Scripture is clear that Jesus died for the church (Acts 20:28; Ephesians 5:25) and that the church is His body (Romans 12:5; 1 Corinthians 10:17; 12:12-27; Ephesians 1:23; 4:12; 5:30; Colossians 1:18, 24; Hebrews 13:3). Participation in a church is essential to the spiritual health of individual Christians. However, statistics gathered by a recent Barna study show that church attendance is in general on the decline in this country. Almost a quarter of Americans are unchurched, even though the majority of them consider themselves Christians and a fifth of them actually read the Bible regularly. Organized religious gathering is becoming less important to the average American.
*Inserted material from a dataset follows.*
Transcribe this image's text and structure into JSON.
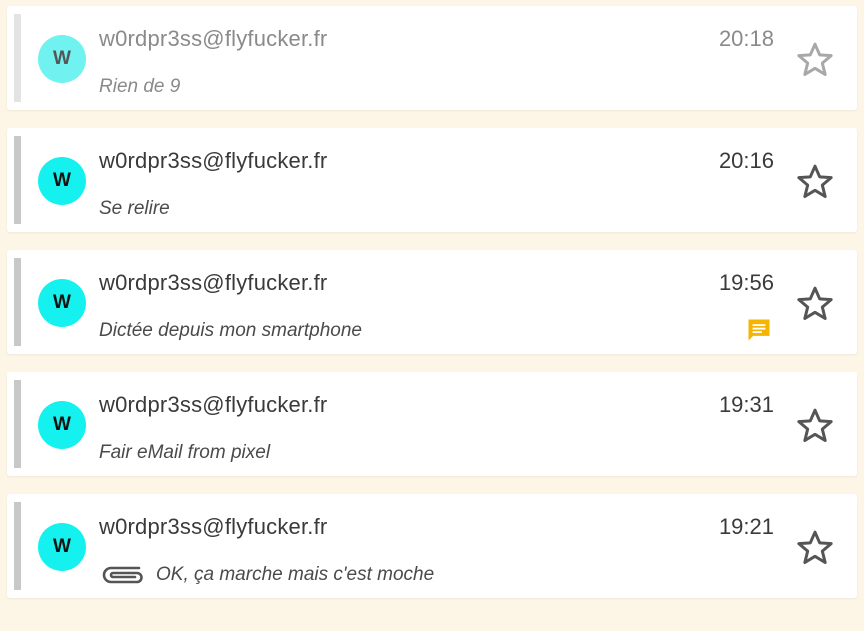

So, why should Christians attend church? First of all, attendance at corporate gatherings is a biblical mandate. Hebrews 10:24-25 tells us not to give up meeting together. It’s significant that the recipients of this letter were under the threat of persecution. Public church attendance could open them up to abuse. The command indicates that the benefits of attendance outweigh any possible threat.
The Christian life was never meant to be solitary. All of the biblical metaphors for a church indicate a plurality, never a singularity: we are a body, a flock, a building, and a holy nation. There are no “lone wolves” in biblical Christianity.
A second reason for church attendance is the array of spiritual blessings it bestows. Negatively speaking, church attendance helps prevent backsliding and apostasy. Without regular participation in corporate worship, one tends to drift spiritually. Positively, church attendance promotes fellowship and encouragement. In the book of Acts, we’re told that those who came to faith in the early days “continued steadfastly in . . . fellowship” (2:42). The Hebrews passage mentioned above reveals that one of the purposes of gathering together is to “encourage one another.” We all need encouragement. Corporate worship provides that for us.
Another reason for corporate worship is the public statement it makes. If we’re regular church attendees, we publicly demonstrate our obedience to the command to love God. To say we love Christ yet neglect His body is hypocritical. Regular church attendance also shows support for the work of God in the world—that we are